**Page and application data records**.
^^^^^^^^^^^^^^^^

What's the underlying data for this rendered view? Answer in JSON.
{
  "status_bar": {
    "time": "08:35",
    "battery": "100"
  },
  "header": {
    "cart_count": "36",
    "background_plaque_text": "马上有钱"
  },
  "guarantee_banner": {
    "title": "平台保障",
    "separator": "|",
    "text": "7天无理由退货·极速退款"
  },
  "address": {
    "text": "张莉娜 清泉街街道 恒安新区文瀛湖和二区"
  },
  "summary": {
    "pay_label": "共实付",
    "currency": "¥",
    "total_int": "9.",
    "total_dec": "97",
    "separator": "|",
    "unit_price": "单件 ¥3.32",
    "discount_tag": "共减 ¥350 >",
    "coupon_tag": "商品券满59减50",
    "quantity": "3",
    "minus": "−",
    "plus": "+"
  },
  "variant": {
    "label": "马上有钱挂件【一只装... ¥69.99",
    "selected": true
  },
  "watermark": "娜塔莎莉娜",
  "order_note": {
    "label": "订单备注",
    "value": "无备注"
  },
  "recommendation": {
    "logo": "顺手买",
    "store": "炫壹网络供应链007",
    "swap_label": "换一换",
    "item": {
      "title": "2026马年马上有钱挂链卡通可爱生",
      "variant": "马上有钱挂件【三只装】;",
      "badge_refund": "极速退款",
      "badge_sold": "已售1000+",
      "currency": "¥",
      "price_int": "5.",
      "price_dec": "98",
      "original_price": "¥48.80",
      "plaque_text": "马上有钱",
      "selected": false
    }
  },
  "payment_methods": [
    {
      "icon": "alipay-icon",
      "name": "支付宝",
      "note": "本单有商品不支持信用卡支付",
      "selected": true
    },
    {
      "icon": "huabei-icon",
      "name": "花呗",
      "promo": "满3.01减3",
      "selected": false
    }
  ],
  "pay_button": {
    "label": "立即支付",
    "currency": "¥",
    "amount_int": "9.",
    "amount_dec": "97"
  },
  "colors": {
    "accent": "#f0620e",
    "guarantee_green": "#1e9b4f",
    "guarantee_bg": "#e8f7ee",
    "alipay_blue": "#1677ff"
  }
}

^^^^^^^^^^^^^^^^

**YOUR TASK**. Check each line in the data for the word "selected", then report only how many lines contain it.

**SOLVED EXERCISE**. 4